Here's a recipe for light and crumbly scones - the perfect centrepiece to a traditional Cream Tea.
Makes about 10 scones
- 225g Plain flour or cake flour
- 50g Butter
- 2 Tablespoons caster or light soft brown sugar
- 50g sultanas or raisins
- 100ml soured cream or natural yoghurt
- One Egg
- The zest (pared or grated outer rind) of one lemon
- 2 Teaspoons baking powder
- pinch of salt
Place the flour, sugar and baking powder and a pinch of salt into a large bowl (if you can, sift the flour into the bowl, as it will make the end result lighter).
Cut the butter into small chunks and rub it into the flour with your fingertips (or use a rubbing in tool like this one), until the mixture resembles fine crumbs.
Add the raisins and the lemon zest, mix together.
Preheat the oven to 210 degrees C
Beat the egg into the soured cream, add this to the other ingredients and fold it all together very gently with a table knife.
It's important not to mix too thoroughly - just gently bring the ingredients together.
Turn the mixture out onto a floured surface - as you can see in this picture, it's still not even formed into a single ball of dough - and that's a good thing.
Squeeze the mixture together a little, but try not to knead it - we want the scones to be crumbly, not springy like a loaf of bread.
Roll the mixture out to about an inch thick, then cut into rounds using a small or medium pastry cutter or other suitable object (alternatively, just cut into squares with a sharp knife - it will taste just as good.
Place the scones on a lightly-oiled baking tray, brush the tops with a little milk, then place in the hot oven.
Bake for about seven minutes, but keep watch after about five - they overcook really easily. Remove the scones from the oven when they are golden brown.

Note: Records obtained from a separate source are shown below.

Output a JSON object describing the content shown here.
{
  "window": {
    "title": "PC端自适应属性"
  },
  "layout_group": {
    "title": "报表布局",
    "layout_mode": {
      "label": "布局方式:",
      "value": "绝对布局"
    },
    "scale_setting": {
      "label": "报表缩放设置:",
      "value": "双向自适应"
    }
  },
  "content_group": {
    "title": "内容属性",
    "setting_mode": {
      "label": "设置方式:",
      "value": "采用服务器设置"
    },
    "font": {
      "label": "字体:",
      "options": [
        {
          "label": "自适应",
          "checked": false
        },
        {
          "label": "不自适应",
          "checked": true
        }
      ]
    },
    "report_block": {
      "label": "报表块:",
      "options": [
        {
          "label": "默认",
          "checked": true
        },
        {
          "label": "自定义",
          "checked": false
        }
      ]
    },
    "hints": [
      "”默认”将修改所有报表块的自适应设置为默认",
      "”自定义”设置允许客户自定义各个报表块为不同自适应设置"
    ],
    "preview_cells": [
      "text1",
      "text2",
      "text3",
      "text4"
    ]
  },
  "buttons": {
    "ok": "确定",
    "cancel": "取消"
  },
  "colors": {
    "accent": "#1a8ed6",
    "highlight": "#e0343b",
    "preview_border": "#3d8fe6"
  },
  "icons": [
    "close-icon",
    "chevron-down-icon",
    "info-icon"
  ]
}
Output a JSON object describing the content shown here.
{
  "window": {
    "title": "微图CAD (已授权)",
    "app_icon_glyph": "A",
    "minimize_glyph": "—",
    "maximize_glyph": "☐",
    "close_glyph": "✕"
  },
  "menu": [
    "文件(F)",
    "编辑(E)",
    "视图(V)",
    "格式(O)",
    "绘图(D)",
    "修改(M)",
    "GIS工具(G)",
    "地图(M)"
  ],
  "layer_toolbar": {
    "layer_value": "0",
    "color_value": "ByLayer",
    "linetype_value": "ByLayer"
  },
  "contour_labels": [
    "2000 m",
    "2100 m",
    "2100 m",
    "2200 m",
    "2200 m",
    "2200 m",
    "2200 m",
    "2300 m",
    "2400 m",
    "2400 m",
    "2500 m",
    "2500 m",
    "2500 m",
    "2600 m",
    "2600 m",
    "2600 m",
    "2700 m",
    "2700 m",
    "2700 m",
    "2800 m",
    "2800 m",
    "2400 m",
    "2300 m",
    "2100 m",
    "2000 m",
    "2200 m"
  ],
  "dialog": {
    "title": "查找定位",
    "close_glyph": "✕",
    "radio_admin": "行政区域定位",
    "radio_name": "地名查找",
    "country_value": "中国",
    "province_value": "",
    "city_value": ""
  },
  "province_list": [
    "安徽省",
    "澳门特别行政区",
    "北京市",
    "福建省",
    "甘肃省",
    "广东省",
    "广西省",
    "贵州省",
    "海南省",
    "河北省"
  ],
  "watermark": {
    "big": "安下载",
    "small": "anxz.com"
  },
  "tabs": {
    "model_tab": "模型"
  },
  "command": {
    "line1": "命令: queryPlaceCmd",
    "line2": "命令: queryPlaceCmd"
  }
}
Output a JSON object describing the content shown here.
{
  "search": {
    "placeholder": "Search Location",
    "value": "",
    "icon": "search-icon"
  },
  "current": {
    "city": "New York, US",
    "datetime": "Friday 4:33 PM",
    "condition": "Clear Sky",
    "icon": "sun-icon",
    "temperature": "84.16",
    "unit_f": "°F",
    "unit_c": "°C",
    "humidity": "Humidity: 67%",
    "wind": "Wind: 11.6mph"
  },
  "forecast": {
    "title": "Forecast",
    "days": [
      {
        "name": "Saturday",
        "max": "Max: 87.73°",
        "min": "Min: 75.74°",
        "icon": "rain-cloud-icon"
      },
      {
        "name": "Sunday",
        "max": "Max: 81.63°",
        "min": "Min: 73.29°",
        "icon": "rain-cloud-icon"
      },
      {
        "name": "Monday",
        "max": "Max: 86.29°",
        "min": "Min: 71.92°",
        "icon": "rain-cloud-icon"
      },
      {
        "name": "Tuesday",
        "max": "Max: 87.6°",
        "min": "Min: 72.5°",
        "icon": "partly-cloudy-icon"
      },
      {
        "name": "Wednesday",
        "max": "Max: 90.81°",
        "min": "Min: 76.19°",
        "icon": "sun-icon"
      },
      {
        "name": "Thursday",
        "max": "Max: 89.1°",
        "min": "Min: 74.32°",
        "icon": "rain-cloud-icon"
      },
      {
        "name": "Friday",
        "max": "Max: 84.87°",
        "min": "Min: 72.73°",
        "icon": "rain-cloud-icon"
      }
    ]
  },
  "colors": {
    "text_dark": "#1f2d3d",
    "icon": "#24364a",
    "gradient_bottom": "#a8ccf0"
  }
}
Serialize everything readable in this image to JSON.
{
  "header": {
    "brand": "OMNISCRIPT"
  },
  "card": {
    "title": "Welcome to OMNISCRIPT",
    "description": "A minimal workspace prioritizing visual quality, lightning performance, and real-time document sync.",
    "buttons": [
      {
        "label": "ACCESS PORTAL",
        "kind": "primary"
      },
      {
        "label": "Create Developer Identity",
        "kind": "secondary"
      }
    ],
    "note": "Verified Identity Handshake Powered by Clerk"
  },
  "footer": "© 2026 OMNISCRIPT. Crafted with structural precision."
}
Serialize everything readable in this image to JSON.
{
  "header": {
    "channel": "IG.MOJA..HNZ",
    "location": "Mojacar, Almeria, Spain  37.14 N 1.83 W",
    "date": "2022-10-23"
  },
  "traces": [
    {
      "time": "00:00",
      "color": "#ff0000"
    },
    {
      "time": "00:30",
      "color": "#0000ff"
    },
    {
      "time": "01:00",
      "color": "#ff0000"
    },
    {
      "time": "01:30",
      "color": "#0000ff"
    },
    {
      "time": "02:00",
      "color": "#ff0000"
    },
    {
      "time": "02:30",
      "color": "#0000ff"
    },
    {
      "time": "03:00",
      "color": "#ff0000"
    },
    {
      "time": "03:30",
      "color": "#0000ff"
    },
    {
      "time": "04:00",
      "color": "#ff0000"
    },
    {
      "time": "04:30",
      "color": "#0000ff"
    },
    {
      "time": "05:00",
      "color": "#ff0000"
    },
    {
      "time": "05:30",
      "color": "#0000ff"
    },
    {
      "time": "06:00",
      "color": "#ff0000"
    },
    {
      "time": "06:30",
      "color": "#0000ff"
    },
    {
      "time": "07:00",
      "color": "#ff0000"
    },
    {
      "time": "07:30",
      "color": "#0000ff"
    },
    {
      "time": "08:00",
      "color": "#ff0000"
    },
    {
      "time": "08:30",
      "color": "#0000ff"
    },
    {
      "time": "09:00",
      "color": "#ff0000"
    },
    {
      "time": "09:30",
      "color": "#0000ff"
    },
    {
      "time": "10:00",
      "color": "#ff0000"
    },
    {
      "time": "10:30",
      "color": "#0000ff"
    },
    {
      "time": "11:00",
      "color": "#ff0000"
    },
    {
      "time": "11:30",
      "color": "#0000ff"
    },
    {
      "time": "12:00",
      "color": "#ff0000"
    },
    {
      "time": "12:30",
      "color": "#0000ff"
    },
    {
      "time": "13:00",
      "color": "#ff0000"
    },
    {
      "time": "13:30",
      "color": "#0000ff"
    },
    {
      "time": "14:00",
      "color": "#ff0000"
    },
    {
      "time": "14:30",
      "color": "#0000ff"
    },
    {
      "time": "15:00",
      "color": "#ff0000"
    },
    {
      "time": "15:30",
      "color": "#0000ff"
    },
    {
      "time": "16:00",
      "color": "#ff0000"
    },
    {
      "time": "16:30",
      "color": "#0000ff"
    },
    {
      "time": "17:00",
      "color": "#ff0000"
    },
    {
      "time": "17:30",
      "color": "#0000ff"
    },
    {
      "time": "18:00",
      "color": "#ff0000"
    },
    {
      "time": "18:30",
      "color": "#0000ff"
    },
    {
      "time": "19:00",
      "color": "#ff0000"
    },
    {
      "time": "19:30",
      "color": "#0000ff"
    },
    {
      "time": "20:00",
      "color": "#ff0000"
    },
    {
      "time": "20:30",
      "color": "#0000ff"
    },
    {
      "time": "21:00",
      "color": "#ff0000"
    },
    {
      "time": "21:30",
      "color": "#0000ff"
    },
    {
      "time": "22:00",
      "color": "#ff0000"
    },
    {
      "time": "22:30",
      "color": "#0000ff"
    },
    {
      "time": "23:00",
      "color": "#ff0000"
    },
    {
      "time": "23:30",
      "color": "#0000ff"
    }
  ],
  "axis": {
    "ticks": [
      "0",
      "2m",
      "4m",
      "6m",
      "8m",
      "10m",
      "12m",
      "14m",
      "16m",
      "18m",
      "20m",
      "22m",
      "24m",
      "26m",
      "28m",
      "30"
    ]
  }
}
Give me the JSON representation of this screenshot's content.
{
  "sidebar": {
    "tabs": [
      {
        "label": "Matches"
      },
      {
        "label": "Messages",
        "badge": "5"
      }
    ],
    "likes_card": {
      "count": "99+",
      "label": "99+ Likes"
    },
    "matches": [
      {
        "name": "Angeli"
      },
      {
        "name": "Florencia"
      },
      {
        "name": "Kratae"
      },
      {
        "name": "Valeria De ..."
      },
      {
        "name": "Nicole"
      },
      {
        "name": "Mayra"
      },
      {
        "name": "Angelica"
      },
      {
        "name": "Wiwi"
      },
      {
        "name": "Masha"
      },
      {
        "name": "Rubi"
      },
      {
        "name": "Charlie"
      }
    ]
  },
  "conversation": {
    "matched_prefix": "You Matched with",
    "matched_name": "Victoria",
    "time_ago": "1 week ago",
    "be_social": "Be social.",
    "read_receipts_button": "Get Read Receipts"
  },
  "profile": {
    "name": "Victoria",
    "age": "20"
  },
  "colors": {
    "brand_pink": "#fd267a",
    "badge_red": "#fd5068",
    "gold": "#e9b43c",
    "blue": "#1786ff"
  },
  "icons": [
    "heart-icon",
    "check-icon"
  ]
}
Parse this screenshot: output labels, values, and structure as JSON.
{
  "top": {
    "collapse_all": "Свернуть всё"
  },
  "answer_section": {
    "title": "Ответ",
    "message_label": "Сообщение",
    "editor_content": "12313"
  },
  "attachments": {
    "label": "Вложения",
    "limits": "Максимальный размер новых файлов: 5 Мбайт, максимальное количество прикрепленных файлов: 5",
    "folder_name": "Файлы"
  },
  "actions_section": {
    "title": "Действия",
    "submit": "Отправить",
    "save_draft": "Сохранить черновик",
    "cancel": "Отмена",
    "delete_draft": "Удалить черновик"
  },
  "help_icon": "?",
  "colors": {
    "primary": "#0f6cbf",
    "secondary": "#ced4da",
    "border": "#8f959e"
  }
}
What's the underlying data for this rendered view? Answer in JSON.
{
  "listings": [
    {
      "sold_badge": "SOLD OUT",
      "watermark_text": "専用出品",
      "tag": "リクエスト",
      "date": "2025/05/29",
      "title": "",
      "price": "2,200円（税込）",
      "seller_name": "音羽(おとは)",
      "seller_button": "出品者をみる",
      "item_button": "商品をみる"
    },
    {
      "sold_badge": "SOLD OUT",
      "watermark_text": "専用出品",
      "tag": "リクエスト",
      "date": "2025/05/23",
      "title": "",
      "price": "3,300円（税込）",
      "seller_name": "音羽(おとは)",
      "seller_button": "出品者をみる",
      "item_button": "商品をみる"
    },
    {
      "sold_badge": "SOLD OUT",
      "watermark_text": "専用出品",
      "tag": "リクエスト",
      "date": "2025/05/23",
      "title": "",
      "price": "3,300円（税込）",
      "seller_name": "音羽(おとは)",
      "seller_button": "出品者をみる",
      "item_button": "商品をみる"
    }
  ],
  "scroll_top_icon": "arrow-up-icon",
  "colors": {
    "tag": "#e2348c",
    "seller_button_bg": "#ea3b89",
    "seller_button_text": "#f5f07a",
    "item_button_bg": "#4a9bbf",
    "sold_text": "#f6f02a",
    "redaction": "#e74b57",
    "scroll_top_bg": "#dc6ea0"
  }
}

Transfer them to a wire rack to cool.
Serve them split with butter or clotted cream and jam or fresh fruit.
I enjoyed mine with clotted cream, fresh strawberries and some gooseberries from my garden that are so ripe, they taste just like sweet grapes.
About The Recipe
These scones are made to a traditional recipe - so I won't try to take the credit.
Controversy - Scones Or Scones?
There is considerable controversy surrounding scones - firstly regarding pronunciation of the name - some say 'scone' to rhyme with 'own', others pronounce it to rhyme with 'gone'. Each group of course considers their diction to be the correct one.
There is also controversy over the proper construction of a Cream Tea. To the completely uninitiated, this is a light meal consisting of... well, all or some of: scones, butter, jam, whipped cream, clotted cream, fresh summer fruits, and tea
Some say the scone should be split and buttered, then spread with jam, then finished with a dollop of cream - others say the cream should be spread directly on the split scone, with the jam on top. Some say it should be raspberry jam, others say strawberry or blackberry, some insist on fresh fruit.
Wars have been fought on the basis of milder disagreements over less firmly-held positions than these. Can't we all just get along?
These scones can be made with other kinds of dried fruits - such as chopped apricots - or even yoghurt or chocolate-coated raisins.
I made some more using dried sweetened cranberries and served them with an interesting watermelon and lemon preserve - lovely.
If you don't have a fluted scone cutter, just shape the dough into rough balls, flatten a bit with your palm, then knock shallow vertical ridges into the edge with a table knife.